*Exercise directions:* Reproduce the records that follow in full, excluding any picture they contain.

*** Begin section ***

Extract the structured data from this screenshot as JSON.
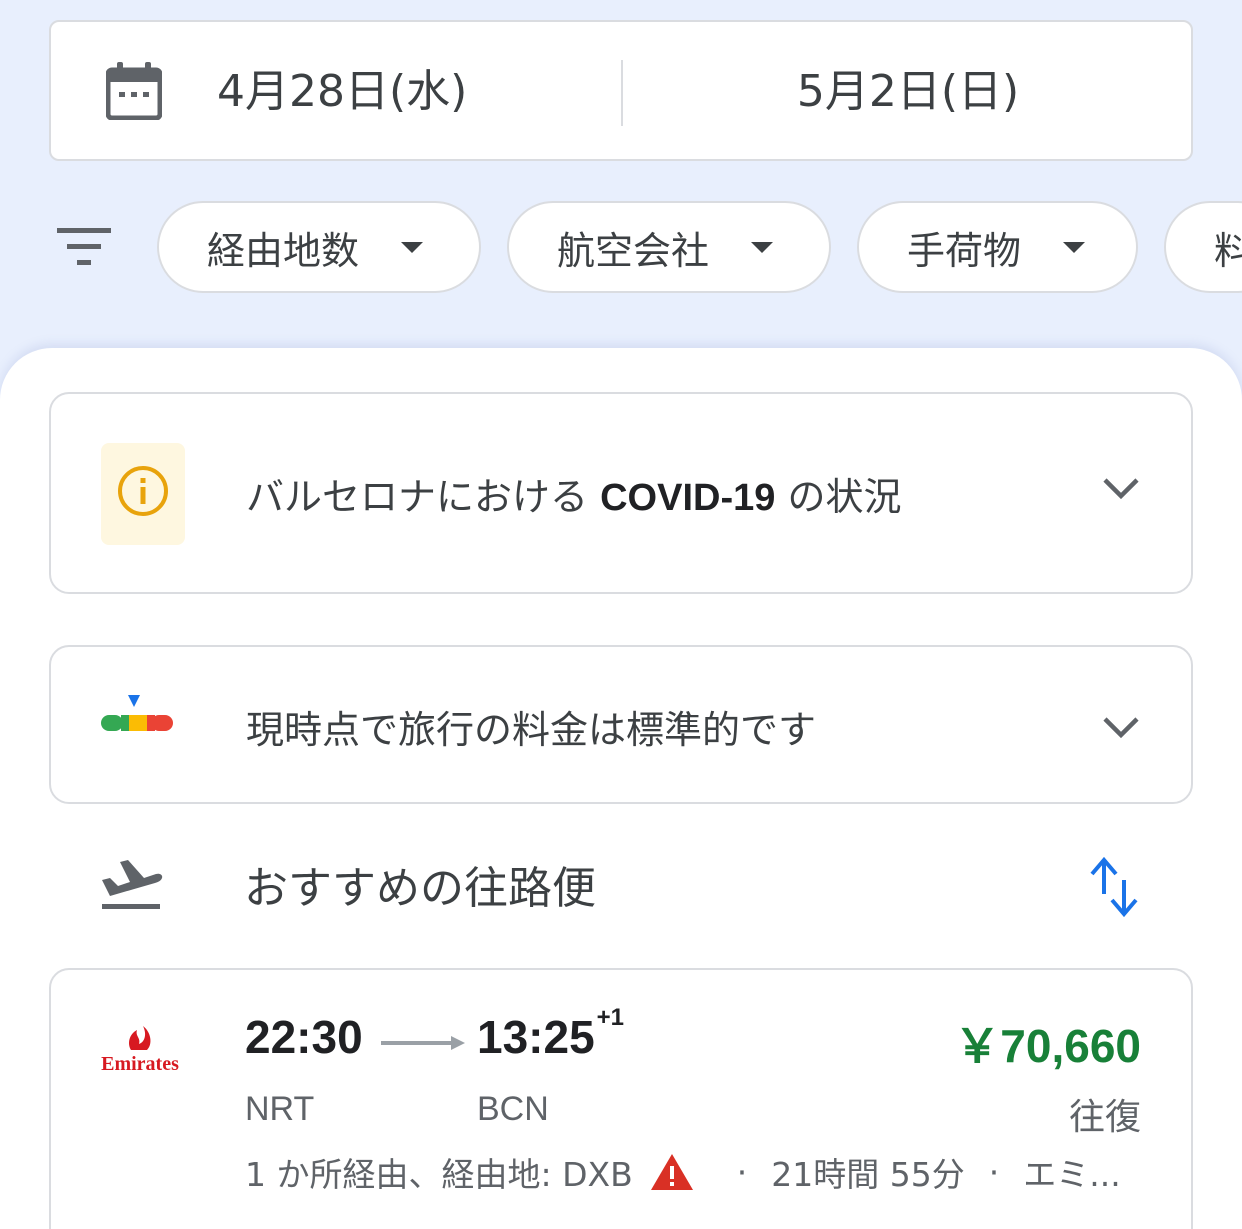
{
  "dates": {
    "departure": "4月28日(水)",
    "return": "5月2日(日)"
  },
  "filters": {
    "chips": [
      {
        "label": "経由地数"
      },
      {
        "label": "航空会社"
      },
      {
        "label": "手荷物"
      },
      {
        "label": "料"
      }
    ]
  },
  "covid_card": {
    "text_prefix": "バルセロナにおける ",
    "text_bold": "COVID-19",
    "text_suffix": " の状況"
  },
  "price_card": {
    "text": "現時点で旅行の料金は標準的です"
  },
  "section": {
    "title": "おすすめの往路便"
  },
  "flight": {
    "airline": "Emirates",
    "depart_time": "22:30",
    "arrive_time": "13:25",
    "day_offset": "+1",
    "price": "￥70,660",
    "depart_airport": "NRT",
    "arrive_airport": "BCN",
    "trip_type": "往復",
    "stops": "1 か所経由、経由地: DXB",
    "separator": "·",
    "duration": "21時間 55分",
    "carrier_short": "エミ..."
  },
  "colors": {
    "background": "#e8effd",
    "price_green": "#188038",
    "warning_red": "#d93025",
    "info_orange": "#e37400",
    "sort_blue": "#1a73e8"
  }
}
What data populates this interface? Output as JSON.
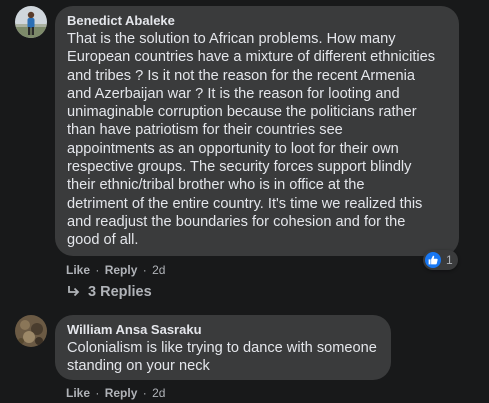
{
  "comments": [
    {
      "author": "Benedict Abaleke",
      "text_lines": [
        "That is the solution to African problems. How many",
        "European countries have a mixture of different ethnicities",
        "and tribes ? Is it not the reason for the recent Armenia",
        "and Azerbaijan war ? It is the reason for looting and",
        "unimaginable corruption because the politicians rather",
        "than have patriotism for their countries see",
        "appointments as an opportunity to loot for their own",
        "respective groups. The security forces support blindly",
        "their ethnic/tribal brother who is in office at the",
        "detriment of the entire country. It's time we realized this",
        "and readjust the boundaries for cohesion and for the",
        "good of all."
      ],
      "like_label": "Like",
      "reply_label": "Reply",
      "separator": "·",
      "time": "2d",
      "reaction_count": "1",
      "replies_label": "3 Replies"
    },
    {
      "author": "William Ansa Sasraku",
      "text_lines": [
        "Colonialism is like trying to dance with someone",
        "standing on your neck"
      ],
      "like_label": "Like",
      "reply_label": "Reply",
      "separator": "·",
      "time": "2d"
    }
  ],
  "colors": {
    "background": "#18191a",
    "bubble": "#3a3b3c",
    "text": "#e4e6eb",
    "secondary": "#b0b3b8",
    "like_blue": "#1877f2"
  },
  "icons": {
    "reaction": "thumbs-up-icon",
    "replies": "reply-arrow-icon"
  }
}
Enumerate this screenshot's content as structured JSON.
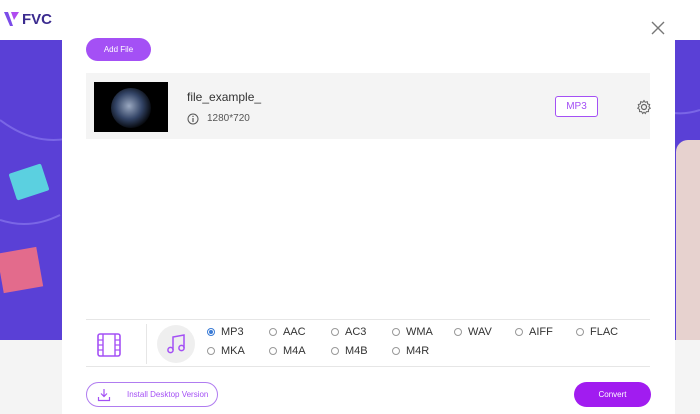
{
  "background": {
    "logo_text": "FVC"
  },
  "modal": {
    "add_file_label": "Add File",
    "file": {
      "name": "file_example_",
      "resolution": "1280*720",
      "format": "MP3"
    },
    "formats": {
      "row1": [
        "MP3",
        "AAC",
        "AC3",
        "WMA",
        "WAV",
        "AIFF",
        "FLAC"
      ],
      "row2": [
        "MKA",
        "M4A",
        "M4B",
        "M4R"
      ],
      "selected": "MP3"
    },
    "install_label": "Install Desktop Version",
    "convert_label": "Convert"
  },
  "colors": {
    "accent": "#a450f5",
    "convert": "#a11cf0",
    "hero": "#5a40d6"
  }
}
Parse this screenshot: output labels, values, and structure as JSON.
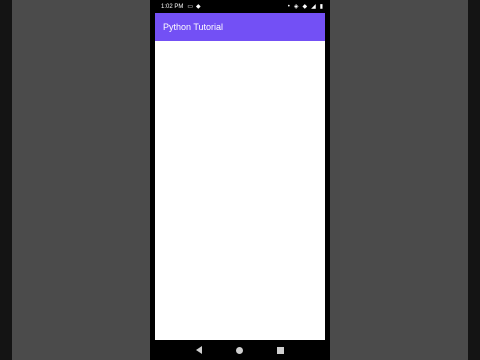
{
  "status_bar": {
    "time": "1:02 PM",
    "left_icons": [
      "camera-icon",
      "wifi-icon"
    ],
    "right_icons": [
      "signal-dot-icon",
      "vibrate-icon",
      "wifi-icon",
      "signal-icon",
      "battery-icon"
    ]
  },
  "app_bar": {
    "title": "Python Tutorial",
    "color": "#7350f5"
  },
  "nav_bar": {
    "buttons": [
      "back-icon",
      "home-icon",
      "recents-icon"
    ]
  }
}
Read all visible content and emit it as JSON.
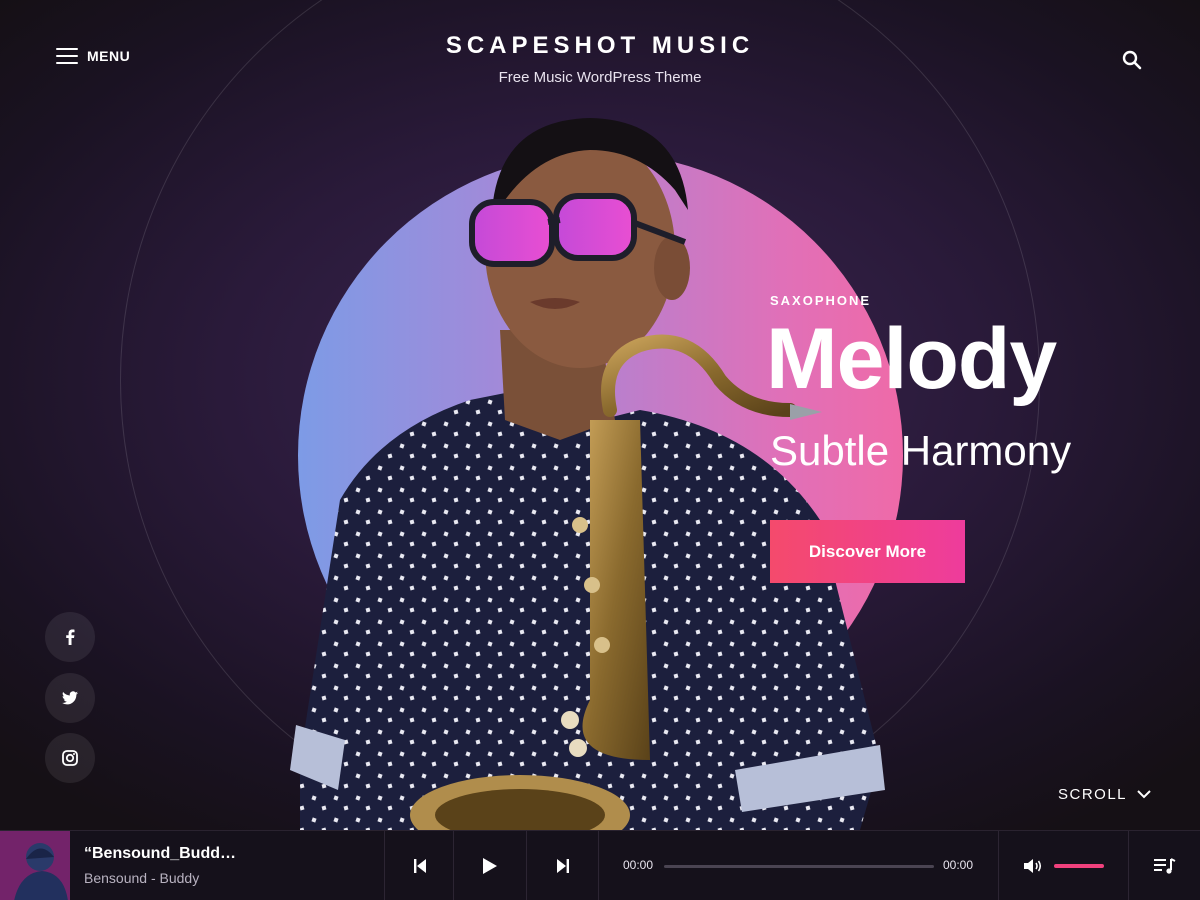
{
  "header": {
    "menu_label": "MENU",
    "site_title": "SCAPESHOT MUSIC",
    "site_tagline": "Free Music WordPress Theme"
  },
  "hero": {
    "subtitle": "SAXOPHONE",
    "title": "Melody",
    "tagline": "Subtle Harmony",
    "cta_label": "Discover More"
  },
  "social": [
    {
      "network": "facebook",
      "icon": "facebook-icon"
    },
    {
      "network": "twitter",
      "icon": "twitter-icon"
    },
    {
      "network": "instagram",
      "icon": "instagram-icon"
    }
  ],
  "scroll_label": "SCROLL",
  "player": {
    "track_title": "“Bensound_Budd…",
    "track_artist": "Bensound - Buddy",
    "current_time": "00:00",
    "total_time": "00:00",
    "progress_fraction": 0,
    "volume_fraction": 1.0
  },
  "colors": {
    "accent": "#f0417d",
    "cta_gradient_start": "#f44a6c",
    "cta_gradient_end": "#ee3c9c",
    "circle_gradient_start": "#7d9be6",
    "circle_gradient_end": "#ef6aa8",
    "background": "#2a1a3a"
  }
}
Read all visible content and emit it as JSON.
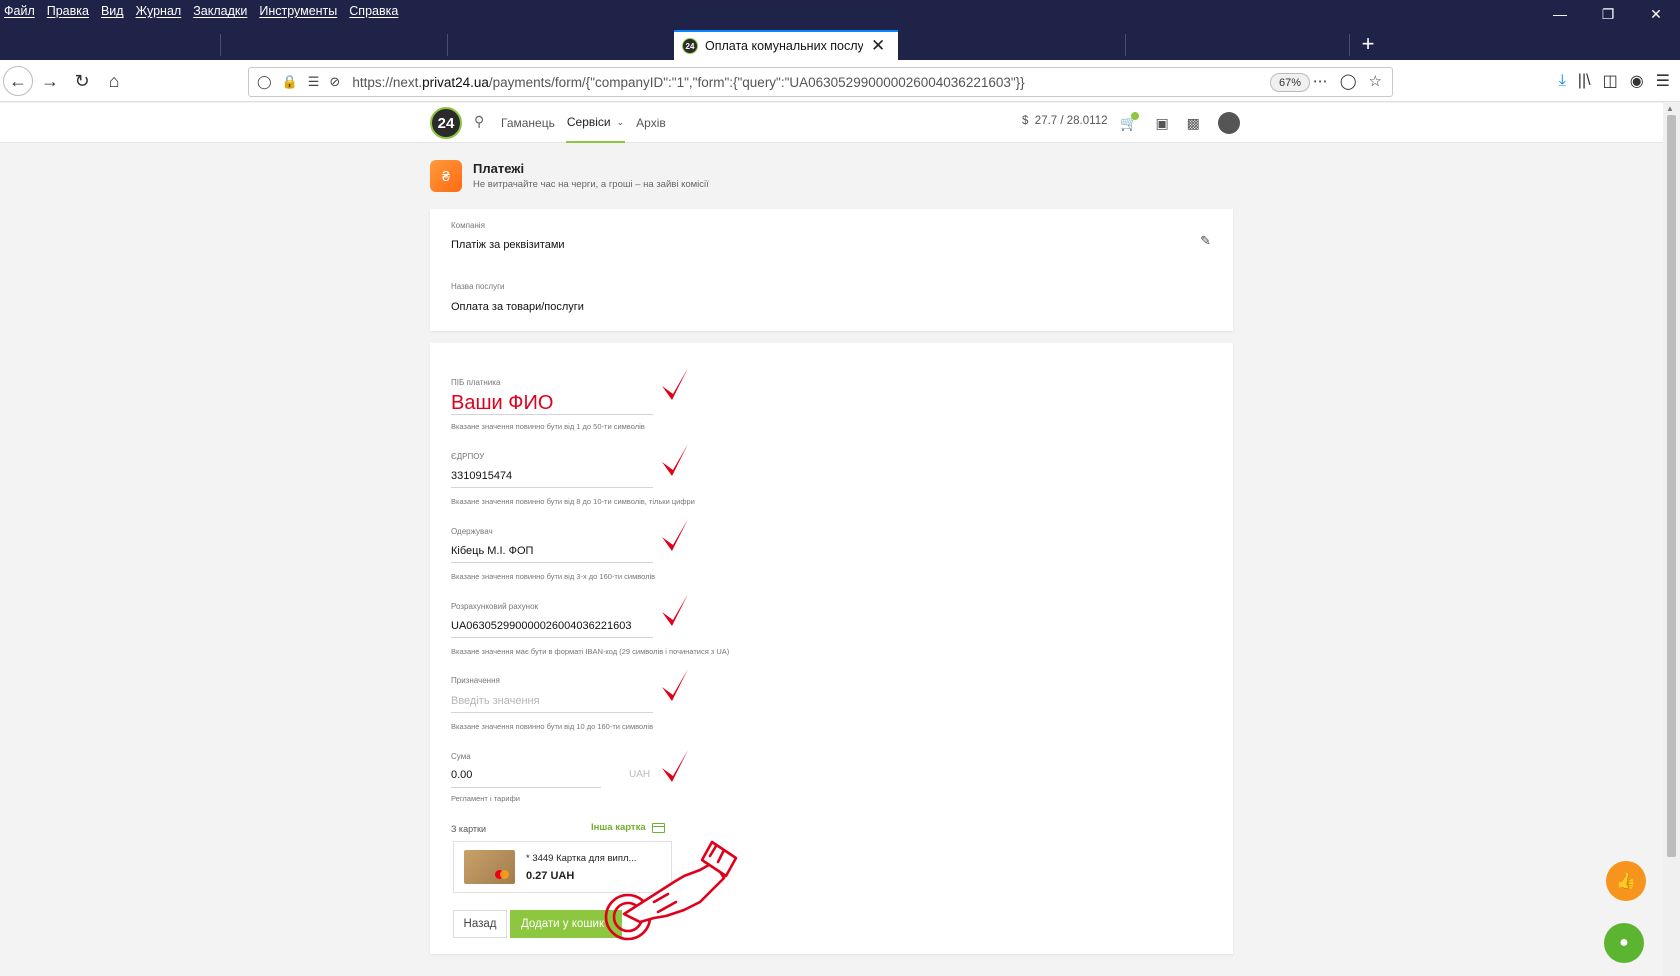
{
  "menu": [
    "Файл",
    "Правка",
    "Вид",
    "Журнал",
    "Закладки",
    "Инструменты",
    "Справка"
  ],
  "browser": {
    "tab_title": "Оплата комунальних послуг",
    "favicon_text": "24",
    "url_prefix": "https://next.",
    "url_domain": "privat24.ua",
    "url_path": "/payments/form/{\"companyID\":\"1\",\"form\":{\"query\":\"UA063052990000026004036221603\"}}",
    "zoom": "67%"
  },
  "site": {
    "logo": "24",
    "nav": [
      "Гаманець",
      "Сервіси",
      "Архів"
    ],
    "active_nav": "Сервіси",
    "rate_symbol": "$",
    "rate": "27.7 / 28.0112"
  },
  "payments": {
    "icon": "₴",
    "title": "Платежі",
    "subtitle": "Не витрачайте час на черги, а гроші – на зайві комісії"
  },
  "company_card": {
    "company_label": "Компанія",
    "company_value": "Платіж за реквізитами",
    "service_label": "Назва послуги",
    "service_value": "Оплата за товари/послуги"
  },
  "form": {
    "payer": {
      "label": "ПІБ платника",
      "value": "Ваши ФИО",
      "hint": "Вказане значення повинно бути від 1 до 50-ти символів"
    },
    "edrpou": {
      "label": "ЄДРПОУ",
      "value": "3310915474",
      "hint": "Вказане значення повинно бути від 8 до 10-ти символів, тільки цифри"
    },
    "recipient": {
      "label": "Одержувач",
      "value": "Кібець М.І. ФОП",
      "hint": "Вказане значення повинно бути від 3-х до 160-ти символів"
    },
    "account": {
      "label": "Розрахунковий рахунок",
      "value": "UA063052990000026004036221603",
      "hint": "Вказане значення має бути в форматі IBAN-код (29 символів і починатися з UA)"
    },
    "purpose": {
      "label": "Призначення",
      "placeholder": "Введіть значення",
      "hint": "Вказане значення повинно бути від 10 до 160-ти символів"
    },
    "amount": {
      "label": "Сума",
      "value": "0.00",
      "currency": "UAH",
      "hint": "Регламент і тарифи"
    },
    "from_card_label": "З картки",
    "other_card": "Інша картка",
    "card_name": "* 3449  Картка для випл...",
    "card_balance": "0.27 UAH",
    "back_button": "Назад",
    "add_button": "Додати у кошик"
  },
  "colors": {
    "accent_green": "#8dc63f",
    "annotation_red": "#e0001b",
    "chrome_dark": "#1f2347",
    "like_orange": "#f7941d"
  }
}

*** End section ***

*Task output:*
Extract the structured data from this screenshot as JSON.
{
  "dates": {
    "departure": "4月28日(水)",
    "return": "5月2日(日)"
  },
  "filters": {
    "chips": [
      {
        "label": "経由地数"
      },
      {
        "label": "航空会社"
      },
      {
        "label": "手荷物"
      },
      {
        "label": "料"
      }
    ]
  },
  "covid_card": {
    "text_prefix": "バルセロナにおける ",
    "text_bold": "COVID-19",
    "text_suffix": " の状況"
  },
  "price_card": {
    "text": "現時点で旅行の料金は標準的です"
  },
  "section": {
    "title": "おすすめの往路便"
  },
  "flight": {
    "airline": "Emirates",
    "depart_time": "22:30",
    "arrive_time": "13:25",
    "day_offset": "+1",
    "price": "￥70,660",
    "depart_airport": "NRT",
    "arrive_airport": "BCN",
    "trip_type": "往復",
    "stops": "1 か所経由、経由地: DXB",
    "separator": "·",
    "duration": "21時間 55分",
    "carrier_short": "エミ..."
  },
  "colors": {
    "background": "#e8effd",
    "price_green": "#188038",
    "warning_red": "#d93025",
    "info_orange": "#e37400",
    "sort_blue": "#1a73e8"
  }
}
What data populates this interface? Output as JSON.
{
  "comments": [
    {
      "author": "Benedict Abaleke",
      "text_lines": [
        "That is the solution to African problems. How many",
        "European countries have a mixture of different ethnicities",
        "and tribes ? Is it not the reason for the recent Armenia",
        "and Azerbaijan war ? It is the reason for looting and",
        "unimaginable corruption because the politicians rather",
        "than have patriotism for their countries see",
        "appointments as an opportunity to loot for their own",
        "respective groups. The security forces support blindly",
        "their ethnic/tribal brother who is in office at the",
        "detriment of the entire country. It's time we realized this",
        "and readjust the boundaries for cohesion and for the",
        "good of all."
      ],
      "like_label": "Like",
      "reply_label": "Reply",
      "separator": "·",
      "time": "2d",
      "reaction_count": "1",
      "replies_label": "3 Replies"
    },
    {
      "author": "William Ansa Sasraku",
      "text_lines": [
        "Colonialism is like trying to dance with someone",
        "standing on your neck"
      ],
      "like_label": "Like",
      "reply_label": "Reply",
      "separator": "·",
      "time": "2d"
    }
  ],
  "colors": {
    "background": "#18191a",
    "bubble": "#3a3b3c",
    "text": "#e4e6eb",
    "secondary": "#b0b3b8",
    "like_blue": "#1877f2"
  },
  "icons": {
    "reaction": "thumbs-up-icon",
    "replies": "reply-arrow-icon"
  }
}
Enumerate this screenshot's content as structured JSON.
{
  "background": {
    "logo_text": "FVC"
  },
  "modal": {
    "add_file_label": "Add File",
    "file": {
      "name": "file_example_",
      "resolution": "1280*720",
      "format": "MP3"
    },
    "formats": {
      "row1": [
        "MP3",
        "AAC",
        "AC3",
        "WMA",
        "WAV",
        "AIFF",
        "FLAC"
      ],
      "row2": [
        "MKA",
        "M4A",
        "M4B",
        "M4R"
      ],
      "selected": "MP3"
    },
    "install_label": "Install Desktop Version",
    "convert_label": "Convert"
  },
  "colors": {
    "accent": "#a450f5",
    "convert": "#a11cf0",
    "hero": "#5a40d6"
  }
}
Parse this screenshot: output labels, values, and structure as JSON.
{
  "status_bar": {
    "time": "1:02 PM",
    "left_icons": [
      "camera-icon",
      "wifi-icon"
    ],
    "right_icons": [
      "signal-dot-icon",
      "vibrate-icon",
      "wifi-icon",
      "signal-icon",
      "battery-icon"
    ]
  },
  "app_bar": {
    "title": "Python Tutorial",
    "color": "#7350f5"
  },
  "nav_bar": {
    "buttons": [
      "back-icon",
      "home-icon",
      "recents-icon"
    ]
  }
}
Read all visible content and emit it as JSON.
{
  "header": {
    "menu_label": "MENU",
    "site_title": "SCAPESHOT MUSIC",
    "site_tagline": "Free Music WordPress Theme"
  },
  "hero": {
    "subtitle": "SAXOPHONE",
    "title": "Melody",
    "tagline": "Subtle Harmony",
    "cta_label": "Discover More"
  },
  "social": [
    {
      "network": "facebook",
      "icon": "facebook-icon"
    },
    {
      "network": "twitter",
      "icon": "twitter-icon"
    },
    {
      "network": "instagram",
      "icon": "instagram-icon"
    }
  ],
  "scroll_label": "SCROLL",
  "player": {
    "track_title": "“Bensound_Budd…",
    "track_artist": "Bensound - Buddy",
    "current_time": "00:00",
    "total_time": "00:00",
    "progress_fraction": 0,
    "volume_fraction": 1.0
  },
  "colors": {
    "accent": "#f0417d",
    "cta_gradient_start": "#f44a6c",
    "cta_gradient_end": "#ee3c9c",
    "circle_gradient_start": "#7d9be6",
    "circle_gradient_end": "#ef6aa8",
    "background": "#2a1a3a"
  }
}
Read all visible content and emit it as JSON.
{
  "menu": [
    "Файл",
    "Правка",
    "Вид",
    "Журнал",
    "Закладки",
    "Инструменты",
    "Справка"
  ],
  "browser": {
    "tab_title": "Оплата комунальних послуг",
    "favicon_text": "24",
    "url_prefix": "https://next.",
    "url_domain": "privat24.ua",
    "url_path": "/payments/form/{\"companyID\":\"1\",\"form\":{\"query\":\"UA063052990000026004036221603\"}}",
    "zoom": "67%"
  },
  "site": {
    "logo": "24",
    "nav": [
      "Гаманець",
      "Сервіси",
      "Архів"
    ],
    "active_nav": "Сервіси",
    "rate_symbol": "$",
    "rate": "27.7 / 28.0112"
  },
  "payments": {
    "icon": "₴",
    "title": "Платежі",
    "subtitle": "Не витрачайте час на черги, а гроші – на зайві комісії"
  },
  "company_card": {
    "company_label": "Компанія",
    "company_value": "Платіж за реквізитами",
    "service_label": "Назва послуги",
    "service_value": "Оплата за товари/послуги"
  },
  "form": {
    "payer": {
      "label": "ПІБ платника",
      "value": "Ваши ФИО",
      "hint": "Вказане значення повинно бути від 1 до 50-ти символів"
    },
    "edrpou": {
      "label": "ЄДРПОУ",
      "value": "3310915474",
      "hint": "Вказане значення повинно бути від 8 до 10-ти символів, тільки цифри"
    },
    "recipient": {
      "label": "Одержувач",
      "value": "Кібець М.І. ФОП",
      "hint": "Вказане значення повинно бути від 3-х до 160-ти символів"
    },
    "account": {
      "label": "Розрахунковий рахунок",
      "value": "UA063052990000026004036221603",
      "hint": "Вказане значення має бути в форматі IBAN-код (29 символів і починатися з UA)"
    },
    "purpose": {
      "label": "Призначення",
      "placeholder": "Введіть значення",
      "hint": "Вказане значення повинно бути від 10 до 160-ти символів"
    },
    "amount": {
      "label": "Сума",
      "value": "0.00",
      "currency": "UAH",
      "hint": "Регламент і тарифи"
    },
    "from_card_label": "З картки",
    "other_card": "Інша картка",
    "card_name": "* 3449  Картка для випл...",
    "card_balance": "0.27 UAH",
    "back_button": "Назад",
    "add_button": "Додати у кошик"
  },
  "colors": {
    "accent_green": "#8dc63f",
    "annotation_red": "#e0001b",
    "chrome_dark": "#1f2347",
    "like_orange": "#f7941d"
  }
}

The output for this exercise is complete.